If you're going to name a horse after the fastest man in the world, you're giving a horse a lot to live up to. In August of 2016, just days after the opening ceremonies of the Olympics in Rio de Janeiro, a Medaglia d'Oro colt out of Globe Trot went through the ring. The mare's first foal, a two-year-old Distorted Humor colt named Sonic Mule, had just broken his maiden on debut impressively at Monmouth. Mick Ruis went to $630,000 for the Medaglia d'Oro yearling.
In January of 2017, the colt was named Bolt d'Oro.
Fast forward to August 5, 2017, a year to the day after the opening ceremonies in Rio. Bolt d'Oro entered a 6 1/2-furlong maiden at Del Mar. The word was out; although a pair of experienced runners were in the race, Bolt d'Oro was the 4-5 favorite in a field of 10. Despite starting a step slow, he soon attended the leaders and cleared off in the lane to win by 2 1/4 lengths, a promising beginning.
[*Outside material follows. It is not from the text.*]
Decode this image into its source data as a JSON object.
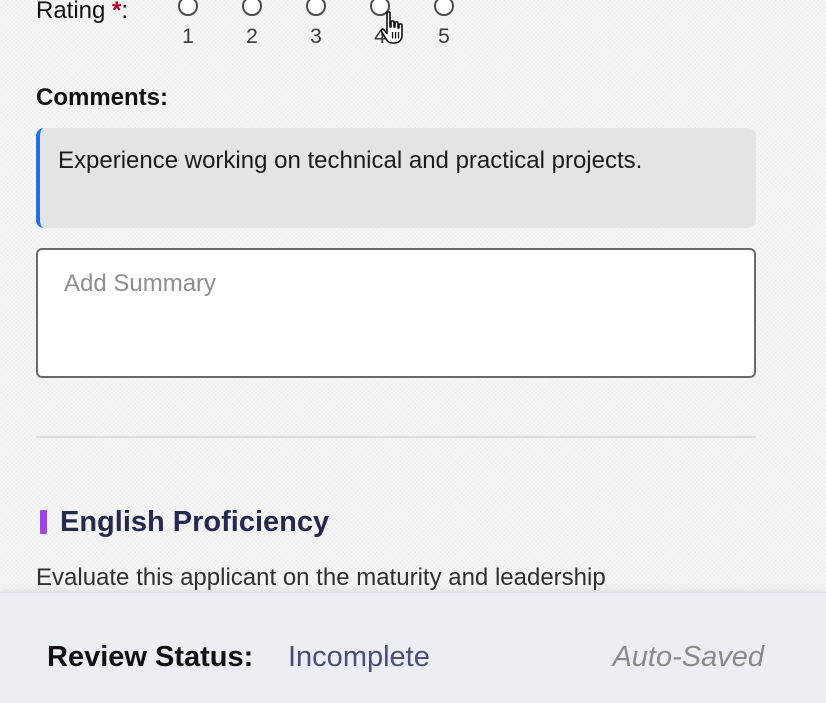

Bolt d'Oro went straight to Grade 1 company after that race in the Del Mar Futurity. The last horse out of the gate that time, he didn't rush to join the leaders in this tougher race. He settled, made a circling move around the far turn, continued to give Zatter all he could handle down the stretch, and got up inside the final sixteenth to win.
He broke better in the FrontRunner (G1) next time out, stalking the pace before drawing clear to win by 7 3/4 lengths. It was a decisive enough victory to earn him the most whimsical Trevor Denman-ism of all: a "comprehensive walloping."
It also marked him the clear favorite in the Breeders' Cup Juvenile (G1). However, between another poor break and a wide trip, he had far too much to do late. He couldn't get close to Good Magic in the lane, and missed catching Solomini for the place by a length.
Still, with two Grade 1 wins to Good Magic's one, there was an Eclipse Award argument to make against Good Magic, who broke his maiden in the Breeders' Cup but didn't loom over the two-year-old division the way Bolt d'Oro did through the summer and fall.
Bolt d'Oro's highest moment in his three-year-old year of 2018 came when he crossed the wire a head behind McKinzie in the San Felipe (G2), but was placed first after being bumped by that foe during a thrilling stretch duel. A few months after off-the-board finishes in the Kentucky Derby (G1) and the Metropolitan H. (G1), he retired to stud at Spendthrift Farm.
His first foals will turn two next year, their owners hoping they can continue Bolt d'Oro's legacy of speed and precocity, and perhaps be the fastest in the world.